ABOUT THIS EXERCISE >> Give all of the data below again exactly, and drop the images.

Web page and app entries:

____________

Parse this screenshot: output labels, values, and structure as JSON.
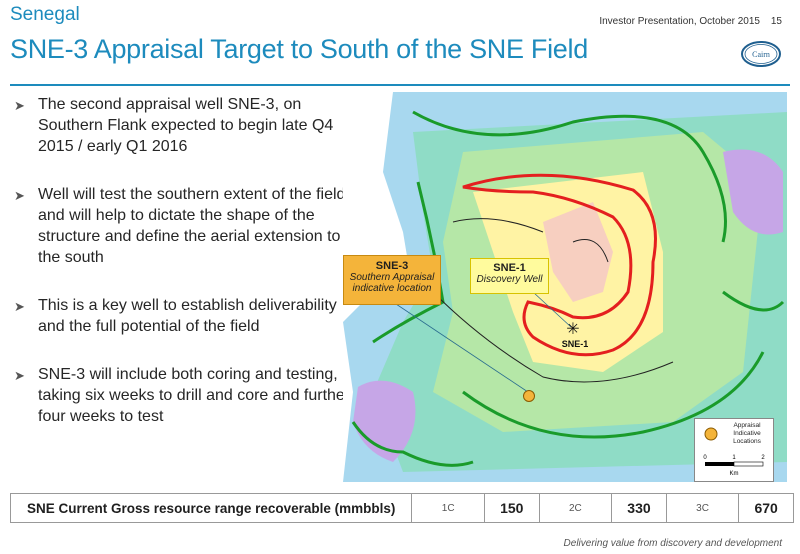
{
  "header": {
    "region": "Senegal",
    "title": "SNE-3 Appraisal Target to South of the SNE Field",
    "meta": "Investor Presentation, October 2015",
    "page_number": "15",
    "logo_text": "Cairn"
  },
  "bullets": [
    "The second appraisal well SNE-3, on Southern Flank expected to begin late Q4 2015 / early Q1 2016",
    "Well will test the southern extent of the field and will help to dictate the shape of the structure and define the aerial extension to the south",
    "This is a key well to establish deliverability and the full potential of the field",
    "SNE-3 will include both coring and testing, taking six weeks to drill and core and further four weeks to test"
  ],
  "map": {
    "callout_sne3": {
      "title": "SNE-3",
      "subtitle": "Southern Appraisal indicative location"
    },
    "callout_sne1": {
      "title": "SNE-1",
      "subtitle": "Discovery Well"
    },
    "well_label": "SNE-1",
    "legend": {
      "title": "Appraisal Indicative Locations",
      "scale": [
        "0",
        "1",
        "2"
      ],
      "unit": "Km"
    }
  },
  "resource_table": {
    "label": "SNE Current Gross resource range recoverable (mmbbls)",
    "cells": [
      {
        "class": "1C",
        "value": "150"
      },
      {
        "class": "2C",
        "value": "330"
      },
      {
        "class": "3C",
        "value": "670"
      }
    ]
  },
  "footer": "Delivering value from discovery and development",
  "colors": {
    "accent": "#1d8bbd",
    "callout_sne3": "#f4b43a",
    "callout_sne1": "#fffb9d"
  }
}
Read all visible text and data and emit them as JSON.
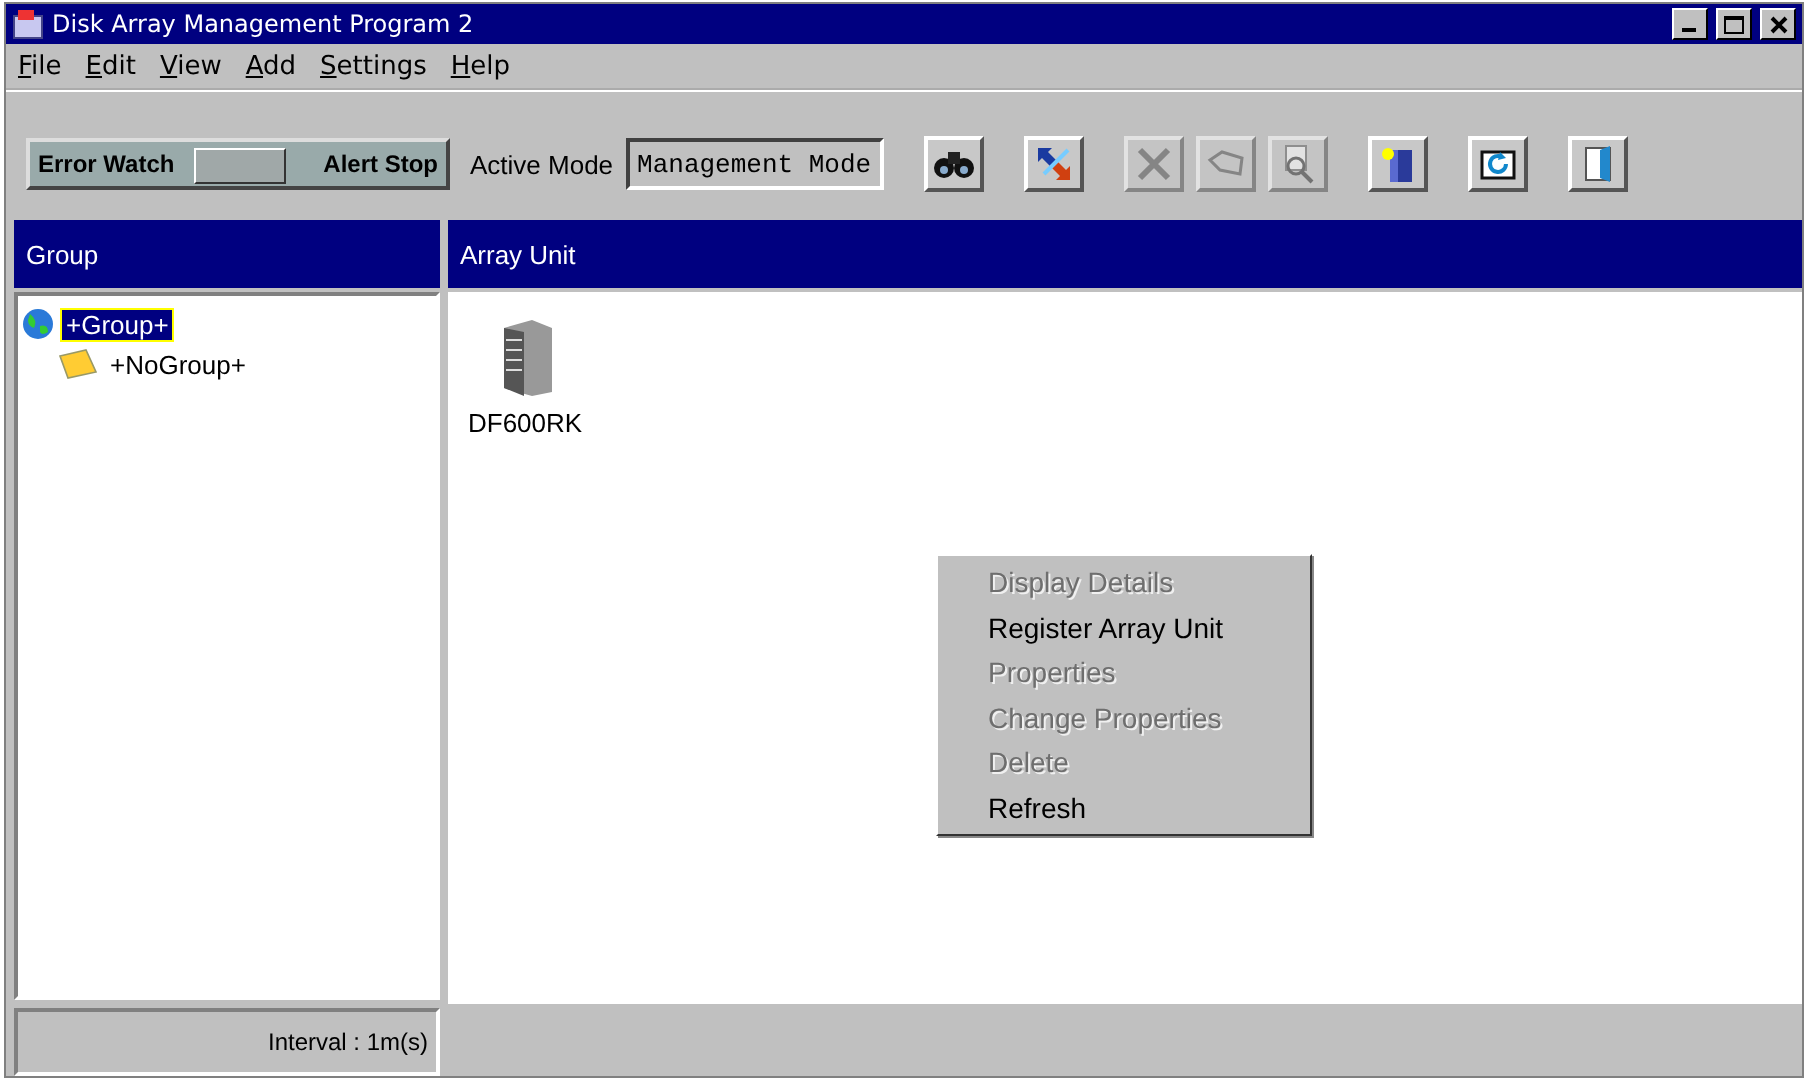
{
  "window": {
    "title": "Disk Array Management Program 2"
  },
  "menu": [
    "File",
    "Edit",
    "View",
    "Add",
    "Settings",
    "Help"
  ],
  "toolbar": {
    "switch_labels": [
      "Error Watch",
      "Alert Stop"
    ],
    "switch": {
      "level": 0.5
    },
    "mode_label": "Active Mode",
    "mode_value": "Management Mode",
    "buttons": [
      {
        "kind": "binoculars",
        "disabled": false
      },
      {
        "kind": "arrows",
        "disabled": false
      },
      {
        "kind": "cross",
        "disabled": true
      },
      {
        "kind": "tag",
        "disabled": true
      },
      {
        "kind": "magnifier",
        "disabled": true
      },
      {
        "kind": "server",
        "disabled": false
      },
      {
        "kind": "refresh",
        "disabled": false
      },
      {
        "kind": "exit",
        "disabled": false
      }
    ]
  },
  "group_panel": {
    "title": "Group",
    "tree": [
      {
        "label": "+Group+",
        "selected": true,
        "children": [
          {
            "label": "+NoGroup+",
            "selected": false
          }
        ]
      }
    ]
  },
  "array_panel": {
    "title": "Array Unit",
    "units": [
      {
        "label": "DF600RK"
      }
    ]
  },
  "context_menu": [
    {
      "label": "Display Details",
      "disabled": true
    },
    {
      "label": "Register Array Unit",
      "disabled": false
    },
    {
      "label": "Properties",
      "disabled": true
    },
    {
      "label": "Change Properties",
      "disabled": true
    },
    {
      "label": "Delete",
      "disabled": true
    },
    {
      "label": "Refresh",
      "disabled": false
    }
  ],
  "status_bar": {
    "interval": "Interval : 1m(s)"
  }
}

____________

SOLUTION TO THE PROBLEM >>
Parse this screenshot: output labels, values, and structure as JSON.
{
  "header": {
    "region": "Senegal",
    "title": "SNE-3 Appraisal Target to South of the SNE Field",
    "meta": "Investor Presentation, October 2015",
    "page_number": "15",
    "logo_text": "Cairn"
  },
  "bullets": [
    "The second appraisal well SNE-3, on Southern Flank expected to begin late Q4 2015 / early Q1 2016",
    "Well will test the southern extent of the field and will help to dictate the shape of the structure and define the aerial extension to the south",
    "This is a key well to establish deliverability and the full potential of the field",
    "SNE-3 will include both coring and testing, taking six weeks to drill and core and further four weeks to test"
  ],
  "map": {
    "callout_sne3": {
      "title": "SNE-3",
      "subtitle": "Southern Appraisal indicative location"
    },
    "callout_sne1": {
      "title": "SNE-1",
      "subtitle": "Discovery Well"
    },
    "well_label": "SNE-1",
    "legend": {
      "title": "Appraisal Indicative Locations",
      "scale": [
        "0",
        "1",
        "2"
      ],
      "unit": "Km"
    }
  },
  "resource_table": {
    "label": "SNE Current Gross resource range recoverable (mmbbls)",
    "cells": [
      {
        "class": "1C",
        "value": "150"
      },
      {
        "class": "2C",
        "value": "330"
      },
      {
        "class": "3C",
        "value": "670"
      }
    ]
  },
  "footer": "Delivering value from discovery and development",
  "colors": {
    "accent": "#1d8bbd",
    "callout_sne3": "#f4b43a",
    "callout_sne1": "#fffb9d"
  }
}
Read all visible text and data and emit them as JSON.
{
  "window": {
    "title": "Disk Array Management Program 2"
  },
  "menu": [
    "File",
    "Edit",
    "View",
    "Add",
    "Settings",
    "Help"
  ],
  "toolbar": {
    "switch_labels": [
      "Error Watch",
      "Alert Stop"
    ],
    "switch": {
      "level": 0.5
    },
    "mode_label": "Active Mode",
    "mode_value": "Management Mode",
    "buttons": [
      {
        "kind": "binoculars",
        "disabled": false
      },
      {
        "kind": "arrows",
        "disabled": false
      },
      {
        "kind": "cross",
        "disabled": true
      },
      {
        "kind": "tag",
        "disabled": true
      },
      {
        "kind": "magnifier",
        "disabled": true
      },
      {
        "kind": "server",
        "disabled": false
      },
      {
        "kind": "refresh",
        "disabled": false
      },
      {
        "kind": "exit",
        "disabled": false
      }
    ]
  },
  "group_panel": {
    "title": "Group",
    "tree": [
      {
        "label": "+Group+",
        "selected": true,
        "children": [
          {
            "label": "+NoGroup+",
            "selected": false
          }
        ]
      }
    ]
  },
  "array_panel": {
    "title": "Array Unit",
    "units": [
      {
        "label": "DF600RK"
      }
    ]
  },
  "context_menu": [
    {
      "label": "Display Details",
      "disabled": true
    },
    {
      "label": "Register Array Unit",
      "disabled": false
    },
    {
      "label": "Properties",
      "disabled": true
    },
    {
      "label": "Change Properties",
      "disabled": true
    },
    {
      "label": "Delete",
      "disabled": true
    },
    {
      "label": "Refresh",
      "disabled": false
    }
  ],
  "status_bar": {
    "interval": "Interval : 1m(s)"
  }
}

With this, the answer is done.